CARBONDALE — Gov. Bruce Rauner’s current trip to Germany and Poland could result in economic development for Southern Illinois, the governor said Monday morning.
In a phone interview with The Southern Illinoisan, Rauner said many of the companies his team has been speaking with are perfect investors to build factories, distribution centers, and offices in Southern Illinois. He didn’t mention anything specific, adding that the state has commitments, but he's not ready to make an announcement.
The governor did say there is a company in Poland that expressed a desire to build a factory manufacturing agriculture equipment, which would be great for central or Southern Illinois.
“There is a lot of potential (for Southern Illinois),” Rauner said.
Rauner said he met with representatives from Continental Tire, which is a headquartered in Hanover, Germany. Continental Tire also has a large facility in Mount Vernon, and Rauner said the company is pleased with its performance. In fact, he said the company was interested in adding to its workforce.
Lt. Gov. Evelyn Sanguinetti took a tour of the Mount Vernon facility Monday morning to discuss the importance of manufacturing jobs and foreign investment in the state’s economy.
“Our location, workforce, and transportation infrastructure make us an ideal candidate for foreign investment,” Sanguinetti said in a statement. “It is important that we continue to grow our manufacturing sector. The governor and I are working hard so that companies like Continental locate and thrive here, bringing with them more jobs and opportunity.”
As for the rest of the state, Rauner said there are more than 200 German companies in Illinois that employ more than 36,000 people. He said a majority of those businesses are growing dramatically and his trip was to assure them that Illinois is still a good home.
Rauner said his team has also met with several companies that don’t know much about the state, but are interested in its prospects.
“We are meeting with a lot of companies that don’t know Illinois that well yet but they are looking to expand in America and they are very excited with all the advantages of investing in Illinois,” Rauner said.
In order for businesses to expand or build in the state, a healthy workforce is required, he said.
“We want to make sure the folks in Illinois, our young people, are exceptionally well-trained and well-educated,” Rauner said. “That is why I dramatically increased school funding.”

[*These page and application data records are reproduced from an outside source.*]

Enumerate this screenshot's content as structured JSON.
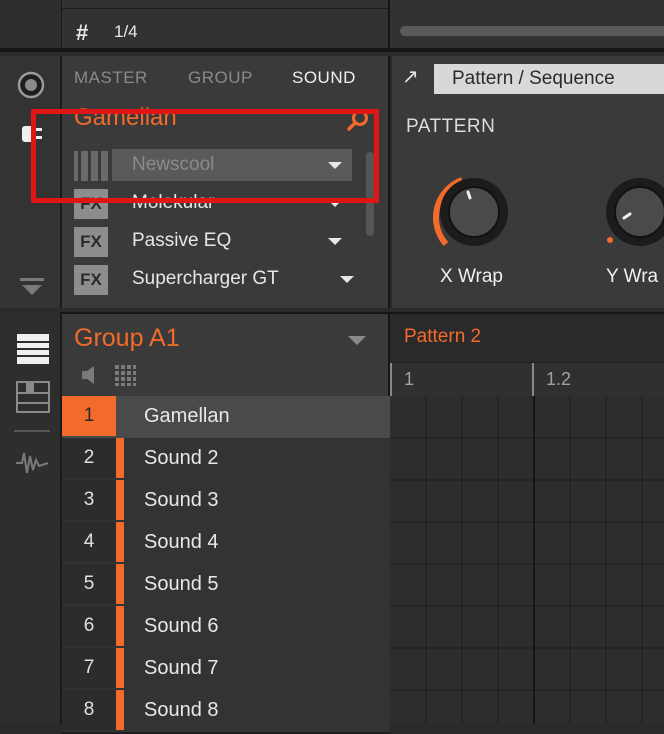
{
  "header": {
    "step_label": "1/4"
  },
  "sound_panel": {
    "tabs": [
      "MASTER",
      "GROUP",
      "SOUND"
    ],
    "active_tab": "SOUND",
    "title": "Gamellan",
    "plugins": [
      {
        "icon": "instrument",
        "label": "Newscool",
        "selected": true
      },
      {
        "icon": "FX",
        "label": "Molekular",
        "selected": false
      },
      {
        "icon": "FX",
        "label": "Passive EQ",
        "selected": false
      },
      {
        "icon": "FX",
        "label": "Supercharger GT",
        "selected": false
      }
    ]
  },
  "pattern_panel": {
    "button_label": "Pattern / Sequence",
    "heading": "PATTERN",
    "knobs": [
      {
        "label": "X Wrap"
      },
      {
        "label": "Y Wra"
      }
    ]
  },
  "group": {
    "title": "Group A1",
    "sounds": [
      {
        "num": "1",
        "name": "Gamellan",
        "selected": true
      },
      {
        "num": "2",
        "name": "Sound 2"
      },
      {
        "num": "3",
        "name": "Sound 3"
      },
      {
        "num": "4",
        "name": "Sound 4"
      },
      {
        "num": "5",
        "name": "Sound 5"
      },
      {
        "num": "6",
        "name": "Sound 6"
      },
      {
        "num": "7",
        "name": "Sound 7"
      },
      {
        "num": "8",
        "name": "Sound 8"
      }
    ]
  },
  "pattern_editor": {
    "pattern_name": "Pattern 2",
    "ruler": [
      "1",
      "1.2"
    ]
  },
  "colors": {
    "accent": "#f26b2a",
    "highlight": "#e01515"
  }
}
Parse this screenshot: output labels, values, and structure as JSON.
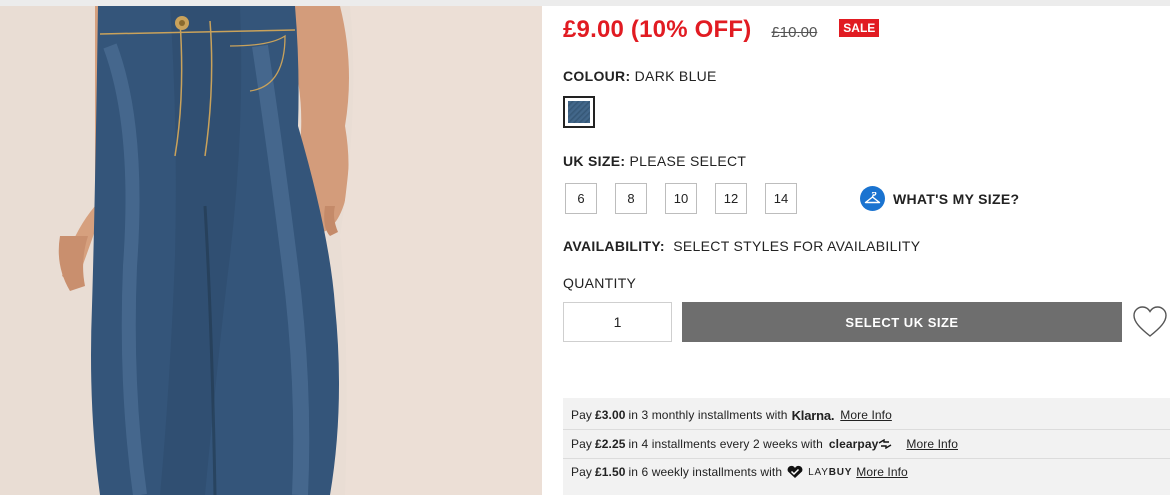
{
  "price": {
    "current": "£9.00 (10% OFF)",
    "original": "£10.00",
    "badge": "SALE"
  },
  "colour": {
    "label": "COLOUR:",
    "value": "DARK BLUE",
    "swatch_color": "#3b5e80"
  },
  "size": {
    "label": "UK SIZE:",
    "value": "PLEASE SELECT",
    "options": [
      "6",
      "8",
      "10",
      "12",
      "14"
    ],
    "guide_label": "WHAT'S MY SIZE?",
    "guide_icon": "hanger-icon"
  },
  "availability": {
    "label": "AVAILABILITY:",
    "value": "SELECT STYLES FOR AVAILABILITY"
  },
  "quantity": {
    "label": "QUANTITY",
    "value": "1"
  },
  "actions": {
    "select_size_label": "SELECT UK SIZE",
    "wishlist_icon": "heart-icon"
  },
  "payments": {
    "klarna": {
      "prefix": "Pay",
      "amount": "£3.00",
      "text": "in 3 monthly installments with",
      "logo": "Klarna.",
      "more": "More Info"
    },
    "clearpay": {
      "prefix": "Pay",
      "amount": "£2.25",
      "text": "in 4 installments every 2 weeks with",
      "logo": "clearpay",
      "more": "More Info"
    },
    "laybuy": {
      "prefix": "Pay",
      "amount": "£1.50",
      "text": "in 6 weekly installments with",
      "logo_light": "LAY",
      "logo_bold": "BUY",
      "more": "More Info"
    }
  },
  "colors": {
    "sale_red": "#e11b22",
    "button_grey": "#6e6e6e",
    "guide_blue": "#1a73d0"
  }
}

He said he has added more than $1.2 billion in school funding since he has been elected. Additionally, he touted expanding apprenticeship programs in Illinois high schools. He said that training allows the people who don’t go to college to be well-equipped to take advantage of trade opportunities throughout the state.
“Growing our economy and creating more good-paying jobs is the No. 1 priority,” Rauner said. “Every challenge we have in the state can be overcome if we grow more jobs and expand our tax base.”
The governor said most of the trip was self-financed and the part that wasn’t was mostly paid for by Intersect Illinois, a job creation organization that gets most of its budget from donations from the business community.
“This trip costs almost nothing for taxpayers,” Rauner said.
The governor and his team will leave Germany Tuesday to return to Illinois.
A campaign spokeswoman for Democratic Illinois gubernatorial candidate JB Pritzker said in a statement that public showings can't undo what Rauner has done to the state.
“Publicity stunts and empty rhetoric can’t change the fact that Bruce Rauner has badmouthed Illinois, created statewide instability and fiscal devastation, and driven jobs and businesses out of this state," Jordan Abudayyeh said.
Pritzker will face Rauner in the gubernatorial election in November.